TASK INSTRUCTIONS: What you return must match the records exactly, except that the pictures are gone.
------------------------------------
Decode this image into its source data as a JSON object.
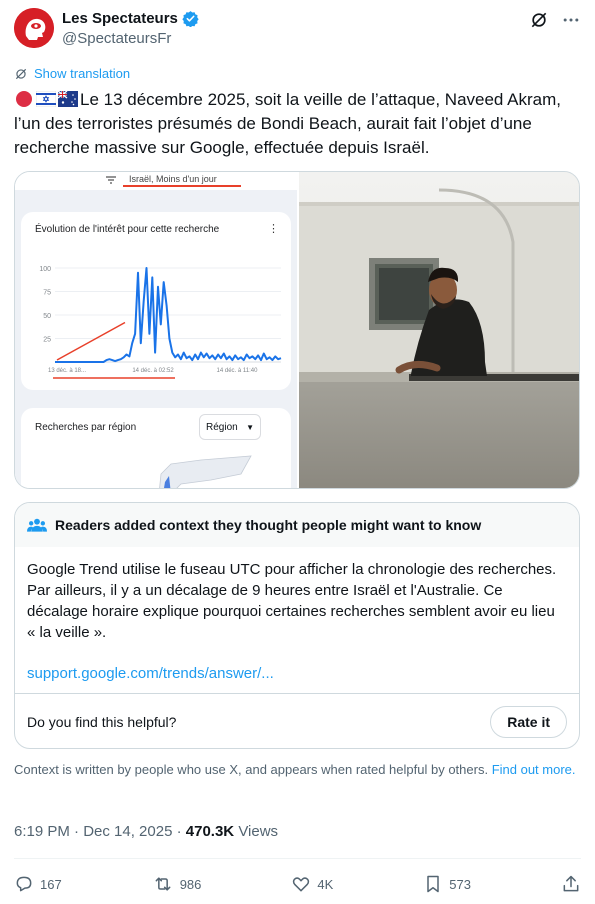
{
  "author": {
    "name": "Les Spectateurs",
    "handle": "@SpectateursFr"
  },
  "translate_label": "Show translation",
  "tweet": {
    "text": "Le 13 décembre 2025, soit la veille de l’attaque, Naveed Akram, l’un des terroristes présumés de Bondi Beach, aurait fait l’objet d’une recherche massive sur Google, effectuée depuis Israël."
  },
  "media": {
    "trends": {
      "filter_label": "Israël, Moins d'un jour",
      "interest_title": "Évolution de l'intérêt pour cette recherche",
      "region_title": "Recherches par région",
      "region_select": "Région",
      "chart_data": {
        "type": "line",
        "ylim": [
          0,
          100
        ],
        "y_ticks": [
          "100",
          "75",
          "50",
          "25"
        ],
        "x_ticks": [
          "13 déc. à 18...",
          "14 déc. à 02:52",
          "14 déc. à 11:40"
        ],
        "values": [
          0,
          0,
          0,
          0,
          0,
          0,
          0,
          0,
          0,
          0,
          0,
          0,
          0,
          0,
          0,
          0,
          0,
          0,
          2,
          3,
          2,
          1,
          2,
          3,
          5,
          8,
          6,
          20,
          30,
          95,
          20,
          65,
          100,
          30,
          90,
          10,
          80,
          40,
          85,
          60,
          25,
          10,
          5,
          8,
          3,
          10,
          4,
          6,
          2,
          8,
          3,
          10,
          5,
          9,
          4,
          7,
          3,
          8,
          4,
          9,
          3,
          6,
          2,
          7,
          3,
          5,
          2,
          8,
          4,
          6,
          3,
          7,
          2,
          9,
          3,
          5,
          2,
          6,
          3,
          4
        ],
        "color": "#1a73e8",
        "annotation_color": "#e8402a"
      }
    }
  },
  "context": {
    "header": "Readers added context they thought people might want to know",
    "body": "Google Trend utilise le fuseau UTC pour afficher la chronologie des recherches. Par ailleurs, il y a un décalage de 9 heures entre Israël et l'Australie. Ce décalage horaire explique pourquoi certaines recherches semblent avoir eu lieu « la veille ».",
    "link": "support.google.com/trends/answer/...",
    "helpful_question": "Do you find this helpful?",
    "rate_label": "Rate it"
  },
  "note": {
    "text": "Context is written by people who use X, and appears when rated helpful by others.",
    "link": "Find out more."
  },
  "meta": {
    "time": "6:19 PM · Dec 14, 2025 ·",
    "views_count": "470.3K",
    "views_label": "Views"
  },
  "actions": {
    "replies": "167",
    "reposts": "986",
    "likes": "4K",
    "bookmarks": "573"
  },
  "colors": {
    "accent": "#1d9bf0",
    "brand_red": "#d61f26",
    "text_secondary": "#536471"
  }
}
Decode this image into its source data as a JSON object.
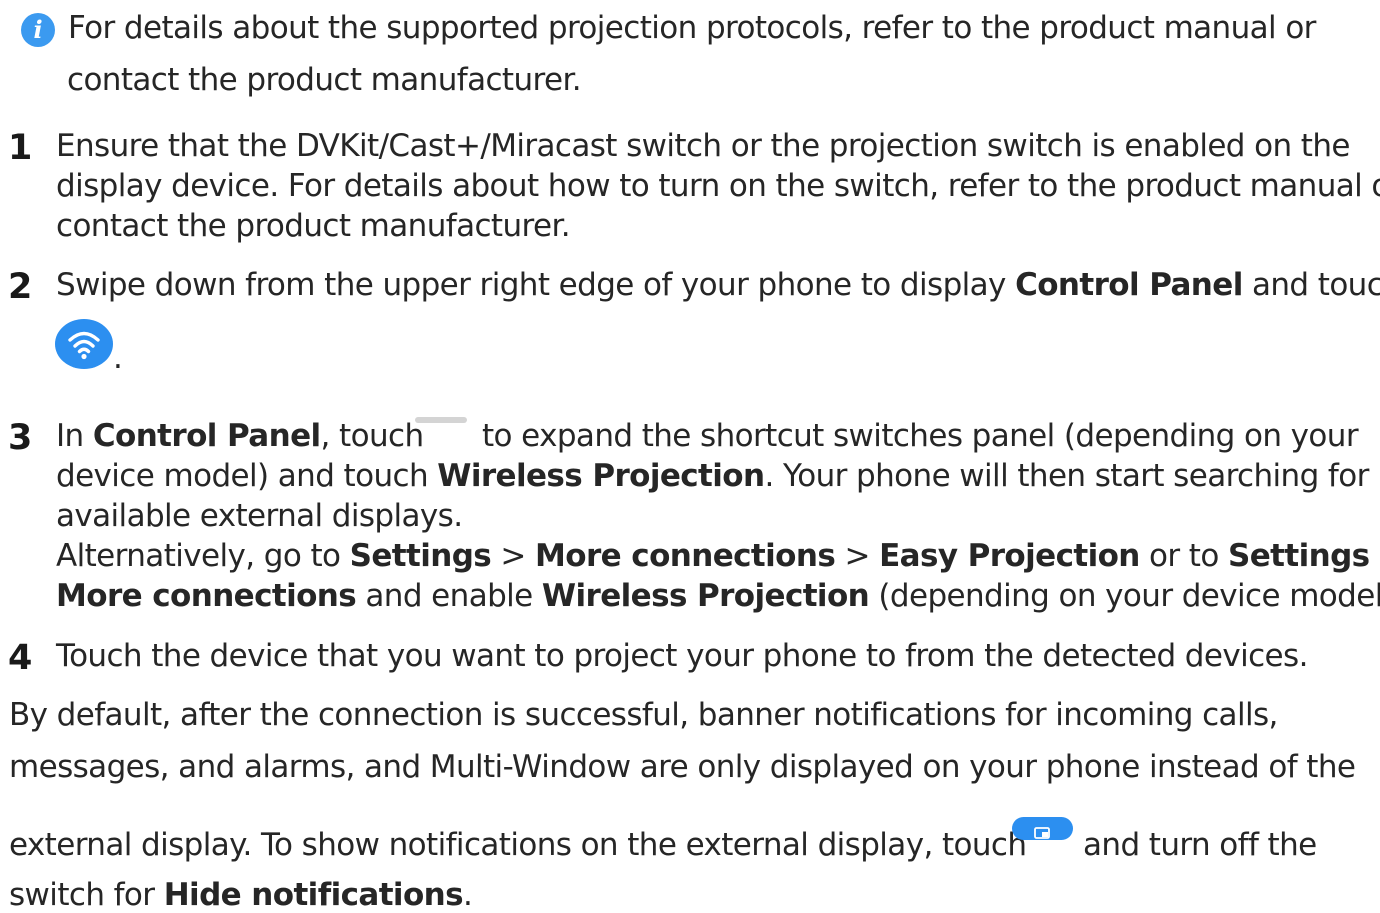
{
  "note": {
    "line1": "For details about the supported projection protocols, refer to the product manual or",
    "line2": "contact the product manufacturer."
  },
  "icons": {
    "info": "info-icon",
    "info_glyph": "i",
    "wifi": "wifi-icon",
    "expand_bar": "expand-bar-icon",
    "projection": "projection-settings-icon"
  },
  "colors": {
    "accent": "#2c8ff0",
    "text": "#262626"
  },
  "steps": [
    {
      "num": "1",
      "lines": [
        "Ensure that the DVKit/Cast+/Miracast switch or the projection switch is enabled on the",
        "display device. For details about how to turn on the switch, refer to the product manual or",
        "contact the product manufacturer."
      ]
    },
    {
      "num": "2",
      "t1": "Swipe down from the upper right edge of your phone to display ",
      "b1": "Control Panel",
      "t2": " and touch",
      "t3": "."
    },
    {
      "num": "3",
      "l1_t1": "In ",
      "l1_b1": "Control Panel",
      "l1_t2": ", touch",
      "l1_t3": "to expand the shortcut switches panel (depending on your",
      "l2_t1": "device model) and touch ",
      "l2_b1": "Wireless Projection",
      "l2_t2": ". Your phone will then start searching for",
      "l3": "available external displays.",
      "l4_t1": "Alternatively, go to ",
      "l4_b1": "Settings",
      "l4_t2": " > ",
      "l4_b2": "More connections",
      "l4_t3": " > ",
      "l4_b3": "Easy Projection",
      "l4_t4": " or to ",
      "l4_b4": "Settings",
      "l4_t5": " >",
      "l5_b1": "More connections",
      "l5_t1": " and enable ",
      "l5_b2": "Wireless Projection",
      "l5_t2": " (depending on your device model)."
    },
    {
      "num": "4",
      "text": "Touch the device that you want to project your phone to from the detected devices."
    }
  ],
  "footer": {
    "line1": "By default, after the connection is successful, banner notifications for incoming calls,",
    "line2": "messages, and alarms, and Multi-Window are only displayed on your phone instead of the",
    "line3_t1": "external display. To show notifications on the external display, touch",
    "line3_t2": "and turn off the",
    "line4_t1": "switch for ",
    "line4_b1": "Hide notifications",
    "line4_t2": "."
  }
}
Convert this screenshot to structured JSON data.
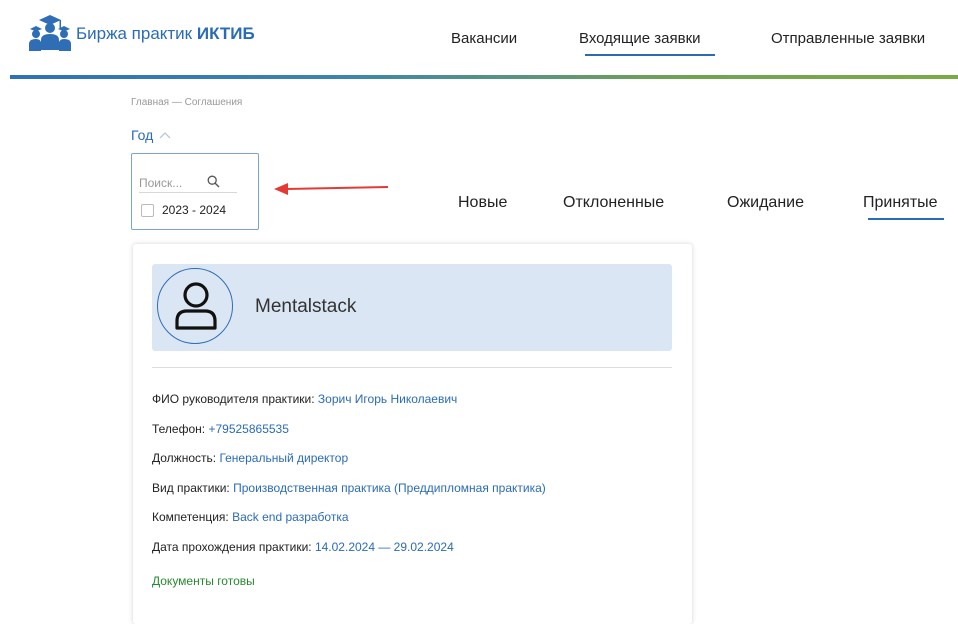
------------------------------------
RESPONSE AREA:
Decode this image into its source data as a JSON object.
{
  "author": {
    "name": "Les Spectateurs",
    "handle": "@SpectateursFr"
  },
  "translate_label": "Show translation",
  "tweet": {
    "text": "Le 13 décembre 2025, soit la veille de l’attaque, Naveed Akram, l’un des terroristes présumés de Bondi Beach, aurait fait l’objet d’une recherche massive sur Google, effectuée depuis Israël."
  },
  "media": {
    "trends": {
      "filter_label": "Israël, Moins d'un jour",
      "interest_title": "Évolution de l'intérêt pour cette recherche",
      "region_title": "Recherches par région",
      "region_select": "Région",
      "chart_data": {
        "type": "line",
        "ylim": [
          0,
          100
        ],
        "y_ticks": [
          "100",
          "75",
          "50",
          "25"
        ],
        "x_ticks": [
          "13 déc. à 18...",
          "14 déc. à 02:52",
          "14 déc. à 11:40"
        ],
        "values": [
          0,
          0,
          0,
          0,
          0,
          0,
          0,
          0,
          0,
          0,
          0,
          0,
          0,
          0,
          0,
          0,
          0,
          0,
          2,
          3,
          2,
          1,
          2,
          3,
          5,
          8,
          6,
          20,
          30,
          95,
          20,
          65,
          100,
          30,
          90,
          10,
          80,
          40,
          85,
          60,
          25,
          10,
          5,
          8,
          3,
          10,
          4,
          6,
          2,
          8,
          3,
          10,
          5,
          9,
          4,
          7,
          3,
          8,
          4,
          9,
          3,
          6,
          2,
          7,
          3,
          5,
          2,
          8,
          4,
          6,
          3,
          7,
          2,
          9,
          3,
          5,
          2,
          6,
          3,
          4
        ],
        "color": "#1a73e8",
        "annotation_color": "#e8402a"
      }
    }
  },
  "context": {
    "header": "Readers added context they thought people might want to know",
    "body": "Google Trend utilise le fuseau UTC pour afficher la chronologie des recherches. Par ailleurs, il y a un décalage de 9 heures entre Israël et l'Australie. Ce décalage horaire explique pourquoi certaines recherches semblent avoir eu lieu « la veille ».",
    "link": "support.google.com/trends/answer/...",
    "helpful_question": "Do you find this helpful?",
    "rate_label": "Rate it"
  },
  "note": {
    "text": "Context is written by people who use X, and appears when rated helpful by others.",
    "link": "Find out more."
  },
  "meta": {
    "time": "6:19 PM · Dec 14, 2025 ·",
    "views_count": "470.3K",
    "views_label": "Views"
  },
  "actions": {
    "replies": "167",
    "reposts": "986",
    "likes": "4K",
    "bookmarks": "573"
  },
  "colors": {
    "accent": "#1d9bf0",
    "brand_red": "#d61f26",
    "text_secondary": "#536471"
  }
}
Decode this image into its source data as a JSON object.
{
  "note": {
    "line1": "For details about the supported projection protocols, refer to the product manual or",
    "line2": "contact the product manufacturer."
  },
  "icons": {
    "info": "info-icon",
    "info_glyph": "i",
    "wifi": "wifi-icon",
    "expand_bar": "expand-bar-icon",
    "projection": "projection-settings-icon"
  },
  "colors": {
    "accent": "#2c8ff0",
    "text": "#262626"
  },
  "steps": [
    {
      "num": "1",
      "lines": [
        "Ensure that the DVKit/Cast+/Miracast switch or the projection switch is enabled on the",
        "display device. For details about how to turn on the switch, refer to the product manual or",
        "contact the product manufacturer."
      ]
    },
    {
      "num": "2",
      "t1": "Swipe down from the upper right edge of your phone to display ",
      "b1": "Control Panel",
      "t2": " and touch",
      "t3": "."
    },
    {
      "num": "3",
      "l1_t1": "In ",
      "l1_b1": "Control Panel",
      "l1_t2": ", touch",
      "l1_t3": "to expand the shortcut switches panel (depending on your",
      "l2_t1": "device model) and touch ",
      "l2_b1": "Wireless Projection",
      "l2_t2": ". Your phone will then start searching for",
      "l3": "available external displays.",
      "l4_t1": "Alternatively, go to ",
      "l4_b1": "Settings",
      "l4_t2": " > ",
      "l4_b2": "More connections",
      "l4_t3": " > ",
      "l4_b3": "Easy Projection",
      "l4_t4": " or to ",
      "l4_b4": "Settings",
      "l4_t5": " >",
      "l5_b1": "More connections",
      "l5_t1": " and enable ",
      "l5_b2": "Wireless Projection",
      "l5_t2": " (depending on your device model)."
    },
    {
      "num": "4",
      "text": "Touch the device that you want to project your phone to from the detected devices."
    }
  ],
  "footer": {
    "line1": "By default, after the connection is successful, banner notifications for incoming calls,",
    "line2": "messages, and alarms, and Multi-Window are only displayed on your phone instead of the",
    "line3_t1": "external display. To show notifications on the external display, touch",
    "line3_t2": "and turn off the",
    "line4_t1": "switch for ",
    "line4_b1": "Hide notifications",
    "line4_t2": "."
  }
}
Convert this screenshot to structured JSON data.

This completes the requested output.